* _WHAT IS NEEDED_
Output every record below exactly.
____ RECORD SET
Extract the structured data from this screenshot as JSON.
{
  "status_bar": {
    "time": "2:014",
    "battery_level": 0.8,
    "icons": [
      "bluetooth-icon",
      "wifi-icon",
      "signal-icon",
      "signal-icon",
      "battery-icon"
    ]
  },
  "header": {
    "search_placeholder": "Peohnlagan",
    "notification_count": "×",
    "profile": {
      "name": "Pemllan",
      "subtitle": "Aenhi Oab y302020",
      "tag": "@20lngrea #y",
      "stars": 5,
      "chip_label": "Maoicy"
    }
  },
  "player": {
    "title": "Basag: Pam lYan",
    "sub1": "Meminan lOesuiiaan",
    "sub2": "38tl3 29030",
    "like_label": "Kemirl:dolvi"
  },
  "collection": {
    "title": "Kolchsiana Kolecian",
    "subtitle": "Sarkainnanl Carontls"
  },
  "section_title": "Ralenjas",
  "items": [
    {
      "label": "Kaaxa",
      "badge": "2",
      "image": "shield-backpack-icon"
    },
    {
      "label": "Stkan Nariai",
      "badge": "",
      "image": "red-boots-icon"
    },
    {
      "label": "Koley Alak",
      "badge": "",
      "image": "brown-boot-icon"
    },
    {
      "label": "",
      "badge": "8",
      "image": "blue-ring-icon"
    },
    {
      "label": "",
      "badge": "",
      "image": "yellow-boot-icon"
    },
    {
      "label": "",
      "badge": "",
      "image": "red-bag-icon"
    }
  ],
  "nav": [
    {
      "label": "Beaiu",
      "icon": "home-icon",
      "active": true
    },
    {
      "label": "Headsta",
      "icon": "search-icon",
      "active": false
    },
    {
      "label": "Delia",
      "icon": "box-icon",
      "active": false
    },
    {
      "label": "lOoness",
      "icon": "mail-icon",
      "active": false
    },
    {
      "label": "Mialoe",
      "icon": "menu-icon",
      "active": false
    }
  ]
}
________
* _RESULT OF THE EXERCISE_
Extract the structured data from this screenshot as JSON.
{
  "status_bar": {
    "time": "2:014",
    "battery_level": 0.8,
    "icons": [
      "bluetooth-icon",
      "wifi-icon",
      "signal-icon",
      "signal-icon",
      "battery-icon"
    ]
  },
  "header": {
    "search_placeholder": "Peohnlagan",
    "notification_count": "×",
    "profile": {
      "name": "Pemllan",
      "subtitle": "Aenhi Oab y302020",
      "tag": "@20lngrea #y",
      "stars": 5,
      "chip_label": "Maoicy"
    }
  },
  "player": {
    "title": "Basag: Pam lYan",
    "sub1": "Meminan lOesuiiaan",
    "sub2": "38tl3 29030",
    "like_label": "Kemirl:dolvi"
  },
  "collection": {
    "title": "Kolchsiana Kolecian",
    "subtitle": "Sarkainnanl Carontls"
  },
  "section_title": "Ralenjas",
  "items": [
    {
      "label": "Kaaxa",
      "badge": "2",
      "image": "shield-backpack-icon"
    },
    {
      "label": "Stkan Nariai",
      "badge": "",
      "image": "red-boots-icon"
    },
    {
      "label": "Koley Alak",
      "badge": "",
      "image": "brown-boot-icon"
    },
    {
      "label": "",
      "badge": "8",
      "image": "blue-ring-icon"
    },
    {
      "label": "",
      "badge": "",
      "image": "yellow-boot-icon"
    },
    {
      "label": "",
      "badge": "",
      "image": "red-bag-icon"
    }
  ],
  "nav": [
    {
      "label": "Beaiu",
      "icon": "home-icon",
      "active": true
    },
    {
      "label": "Headsta",
      "icon": "search-icon",
      "active": false
    },
    {
      "label": "Delia",
      "icon": "box-icon",
      "active": false
    },
    {
      "label": "lOoness",
      "icon": "mail-icon",
      "active": false
    },
    {
      "label": "Mialoe",
      "icon": "menu-icon",
      "active": false
    }
  ]
}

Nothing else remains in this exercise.